Only an exact repetition of every entry counts as the answer.

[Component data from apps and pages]
================

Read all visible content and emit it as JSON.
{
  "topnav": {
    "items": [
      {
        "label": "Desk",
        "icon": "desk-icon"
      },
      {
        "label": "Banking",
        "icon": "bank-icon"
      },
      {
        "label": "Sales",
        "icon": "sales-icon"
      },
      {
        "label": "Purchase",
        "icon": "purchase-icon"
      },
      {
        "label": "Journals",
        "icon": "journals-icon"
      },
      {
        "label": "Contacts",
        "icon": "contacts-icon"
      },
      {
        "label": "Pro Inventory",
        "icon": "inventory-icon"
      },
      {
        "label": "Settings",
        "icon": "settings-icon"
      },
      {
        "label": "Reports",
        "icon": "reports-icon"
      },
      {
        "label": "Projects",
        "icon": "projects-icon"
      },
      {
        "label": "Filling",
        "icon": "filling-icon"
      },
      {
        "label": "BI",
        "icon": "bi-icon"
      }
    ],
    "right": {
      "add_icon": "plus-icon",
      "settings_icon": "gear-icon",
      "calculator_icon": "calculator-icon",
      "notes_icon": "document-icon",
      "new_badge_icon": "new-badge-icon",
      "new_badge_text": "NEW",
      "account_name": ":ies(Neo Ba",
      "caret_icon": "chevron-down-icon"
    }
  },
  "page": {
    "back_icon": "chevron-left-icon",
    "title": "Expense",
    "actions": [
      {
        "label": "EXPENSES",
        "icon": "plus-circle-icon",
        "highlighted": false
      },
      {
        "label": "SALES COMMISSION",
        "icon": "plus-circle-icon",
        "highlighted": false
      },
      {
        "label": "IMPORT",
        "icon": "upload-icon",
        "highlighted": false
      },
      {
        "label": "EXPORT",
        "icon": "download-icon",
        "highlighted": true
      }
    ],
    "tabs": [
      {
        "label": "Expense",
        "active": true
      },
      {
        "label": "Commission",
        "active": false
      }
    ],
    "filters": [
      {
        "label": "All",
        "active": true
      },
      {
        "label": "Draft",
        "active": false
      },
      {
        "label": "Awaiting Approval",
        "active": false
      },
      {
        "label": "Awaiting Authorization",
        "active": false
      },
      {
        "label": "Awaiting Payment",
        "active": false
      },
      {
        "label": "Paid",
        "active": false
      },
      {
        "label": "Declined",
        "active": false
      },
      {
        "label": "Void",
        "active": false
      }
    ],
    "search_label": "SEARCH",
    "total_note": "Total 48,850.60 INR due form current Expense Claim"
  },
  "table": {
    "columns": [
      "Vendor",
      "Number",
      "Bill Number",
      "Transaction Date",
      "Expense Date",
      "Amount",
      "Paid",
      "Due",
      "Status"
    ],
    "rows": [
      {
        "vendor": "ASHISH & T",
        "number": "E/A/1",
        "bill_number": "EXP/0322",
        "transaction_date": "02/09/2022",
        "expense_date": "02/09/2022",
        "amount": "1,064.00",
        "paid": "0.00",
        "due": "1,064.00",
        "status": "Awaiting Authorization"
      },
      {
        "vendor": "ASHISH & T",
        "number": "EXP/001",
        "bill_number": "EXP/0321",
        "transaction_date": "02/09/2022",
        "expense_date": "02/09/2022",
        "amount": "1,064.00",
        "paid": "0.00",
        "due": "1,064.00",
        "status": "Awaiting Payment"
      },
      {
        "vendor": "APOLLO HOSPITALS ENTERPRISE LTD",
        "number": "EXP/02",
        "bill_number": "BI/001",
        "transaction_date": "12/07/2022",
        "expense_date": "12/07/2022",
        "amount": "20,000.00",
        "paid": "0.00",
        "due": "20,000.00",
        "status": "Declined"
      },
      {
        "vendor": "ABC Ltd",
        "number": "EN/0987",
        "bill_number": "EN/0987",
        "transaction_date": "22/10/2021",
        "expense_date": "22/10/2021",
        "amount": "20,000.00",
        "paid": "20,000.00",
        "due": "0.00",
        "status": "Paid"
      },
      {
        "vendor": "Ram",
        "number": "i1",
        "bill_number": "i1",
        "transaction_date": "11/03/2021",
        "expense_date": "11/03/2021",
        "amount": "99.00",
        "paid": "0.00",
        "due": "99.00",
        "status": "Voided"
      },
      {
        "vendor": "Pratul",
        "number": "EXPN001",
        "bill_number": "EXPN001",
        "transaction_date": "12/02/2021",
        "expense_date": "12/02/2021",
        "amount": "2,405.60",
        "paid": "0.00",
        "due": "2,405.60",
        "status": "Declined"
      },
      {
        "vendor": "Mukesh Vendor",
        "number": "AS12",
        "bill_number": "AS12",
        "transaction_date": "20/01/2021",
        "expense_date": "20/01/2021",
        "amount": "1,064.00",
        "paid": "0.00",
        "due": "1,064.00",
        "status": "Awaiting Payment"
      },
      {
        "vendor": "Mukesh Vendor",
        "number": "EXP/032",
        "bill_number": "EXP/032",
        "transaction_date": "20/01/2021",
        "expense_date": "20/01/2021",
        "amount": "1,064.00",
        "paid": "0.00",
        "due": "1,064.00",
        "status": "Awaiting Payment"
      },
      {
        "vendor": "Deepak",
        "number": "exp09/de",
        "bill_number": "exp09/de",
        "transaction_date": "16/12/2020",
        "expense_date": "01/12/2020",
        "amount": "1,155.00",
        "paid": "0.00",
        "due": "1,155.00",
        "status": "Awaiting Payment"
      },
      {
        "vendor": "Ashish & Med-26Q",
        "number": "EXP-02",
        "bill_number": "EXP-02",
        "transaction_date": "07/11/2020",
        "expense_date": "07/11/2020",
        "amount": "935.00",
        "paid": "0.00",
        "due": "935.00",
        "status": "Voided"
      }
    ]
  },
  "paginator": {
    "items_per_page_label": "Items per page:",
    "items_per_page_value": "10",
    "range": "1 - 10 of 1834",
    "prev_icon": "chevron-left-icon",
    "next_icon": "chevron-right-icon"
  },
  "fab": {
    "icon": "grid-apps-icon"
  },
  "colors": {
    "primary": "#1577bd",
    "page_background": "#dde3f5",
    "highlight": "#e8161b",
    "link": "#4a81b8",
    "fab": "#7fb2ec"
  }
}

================

== RESULT ==
Read all visible content and emit it as JSON.
{
  "topnav": {
    "items": [
      {
        "label": "Desk",
        "icon": "desk-icon"
      },
      {
        "label": "Banking",
        "icon": "bank-icon"
      },
      {
        "label": "Sales",
        "icon": "sales-icon"
      },
      {
        "label": "Purchase",
        "icon": "purchase-icon"
      },
      {
        "label": "Journals",
        "icon": "journals-icon"
      },
      {
        "label": "Contacts",
        "icon": "contacts-icon"
      },
      {
        "label": "Pro Inventory",
        "icon": "inventory-icon"
      },
      {
        "label": "Settings",
        "icon": "settings-icon"
      },
      {
        "label": "Reports",
        "icon": "reports-icon"
      },
      {
        "label": "Projects",
        "icon": "projects-icon"
      },
      {
        "label": "Filling",
        "icon": "filling-icon"
      },
      {
        "label": "BI",
        "icon": "bi-icon"
      }
    ],
    "right": {
      "add_icon": "plus-icon",
      "settings_icon": "gear-icon",
      "calculator_icon": "calculator-icon",
      "notes_icon": "document-icon",
      "new_badge_icon": "new-badge-icon",
      "new_badge_text": "NEW",
      "account_name": ":ies(Neo Ba",
      "caret_icon": "chevron-down-icon"
    }
  },
  "page": {
    "back_icon": "chevron-left-icon",
    "title": "Expense",
    "actions": [
      {
        "label": "EXPENSES",
        "icon": "plus-circle-icon",
        "highlighted": false
      },
      {
        "label": "SALES COMMISSION",
        "icon": "plus-circle-icon",
        "highlighted": false
      },
      {
        "label": "IMPORT",
        "icon": "upload-icon",
        "highlighted": false
      },
      {
        "label": "EXPORT",
        "icon": "download-icon",
        "highlighted": true
      }
    ],
    "tabs": [
      {
        "label": "Expense",
        "active": true
      },
      {
        "label": "Commission",
        "active": false
      }
    ],
    "filters": [
      {
        "label": "All",
        "active": true
      },
      {
        "label": "Draft",
        "active": false
      },
      {
        "label": "Awaiting Approval",
        "active": false
      },
      {
        "label": "Awaiting Authorization",
        "active": false
      },
      {
        "label": "Awaiting Payment",
        "active": false
      },
      {
        "label": "Paid",
        "active": false
      },
      {
        "label": "Declined",
        "active": false
      },
      {
        "label": "Void",
        "active": false
      }
    ],
    "search_label": "SEARCH",
    "total_note": "Total 48,850.60 INR due form current Expense Claim"
  },
  "table": {
    "columns": [
      "Vendor",
      "Number",
      "Bill Number",
      "Transaction Date",
      "Expense Date",
      "Amount",
      "Paid",
      "Due",
      "Status"
    ],
    "rows": [
      {
        "vendor": "ASHISH & T",
        "number": "E/A/1",
        "bill_number": "EXP/0322",
        "transaction_date": "02/09/2022",
        "expense_date": "02/09/2022",
        "amount": "1,064.00",
        "paid": "0.00",
        "due": "1,064.00",
        "status": "Awaiting Authorization"
      },
      {
        "vendor": "ASHISH & T",
        "number": "EXP/001",
        "bill_number": "EXP/0321",
        "transaction_date": "02/09/2022",
        "expense_date": "02/09/2022",
        "amount": "1,064.00",
        "paid": "0.00",
        "due": "1,064.00",
        "status": "Awaiting Payment"
      },
      {
        "vendor": "APOLLO HOSPITALS ENTERPRISE LTD",
        "number": "EXP/02",
        "bill_number": "BI/001",
        "transaction_date": "12/07/2022",
        "expense_date": "12/07/2022",
        "amount": "20,000.00",
        "paid": "0.00",
        "due": "20,000.00",
        "status": "Declined"
      },
      {
        "vendor": "ABC Ltd",
        "number": "EN/0987",
        "bill_number": "EN/0987",
        "transaction_date": "22/10/2021",
        "expense_date": "22/10/2021",
        "amount": "20,000.00",
        "paid": "20,000.00",
        "due": "0.00",
        "status": "Paid"
      },
      {
        "vendor": "Ram",
        "number": "i1",
        "bill_number": "i1",
        "transaction_date": "11/03/2021",
        "expense_date": "11/03/2021",
        "amount": "99.00",
        "paid": "0.00",
        "due": "99.00",
        "status": "Voided"
      },
      {
        "vendor": "Pratul",
        "number": "EXPN001",
        "bill_number": "EXPN001",
        "transaction_date": "12/02/2021",
        "expense_date": "12/02/2021",
        "amount": "2,405.60",
        "paid": "0.00",
        "due": "2,405.60",
        "status": "Declined"
      },
      {
        "vendor": "Mukesh Vendor",
        "number": "AS12",
        "bill_number": "AS12",
        "transaction_date": "20/01/2021",
        "expense_date": "20/01/2021",
        "amount": "1,064.00",
        "paid": "0.00",
        "due": "1,064.00",
        "status": "Awaiting Payment"
      },
      {
        "vendor": "Mukesh Vendor",
        "number": "EXP/032",
        "bill_number": "EXP/032",
        "transaction_date": "20/01/2021",
        "expense_date": "20/01/2021",
        "amount": "1,064.00",
        "paid": "0.00",
        "due": "1,064.00",
        "status": "Awaiting Payment"
      },
      {
        "vendor": "Deepak",
        "number": "exp09/de",
        "bill_number": "exp09/de",
        "transaction_date": "16/12/2020",
        "expense_date": "01/12/2020",
        "amount": "1,155.00",
        "paid": "0.00",
        "due": "1,155.00",
        "status": "Awaiting Payment"
      },
      {
        "vendor": "Ashish & Med-26Q",
        "number": "EXP-02",
        "bill_number": "EXP-02",
        "transaction_date": "07/11/2020",
        "expense_date": "07/11/2020",
        "amount": "935.00",
        "paid": "0.00",
        "due": "935.00",
        "status": "Voided"
      }
    ]
  },
  "paginator": {
    "items_per_page_label": "Items per page:",
    "items_per_page_value": "10",
    "range": "1 - 10 of 1834",
    "prev_icon": "chevron-left-icon",
    "next_icon": "chevron-right-icon"
  },
  "fab": {
    "icon": "grid-apps-icon"
  },
  "colors": {
    "primary": "#1577bd",
    "page_background": "#dde3f5",
    "highlight": "#e8161b",
    "link": "#4a81b8",
    "fab": "#7fb2ec"
  }
}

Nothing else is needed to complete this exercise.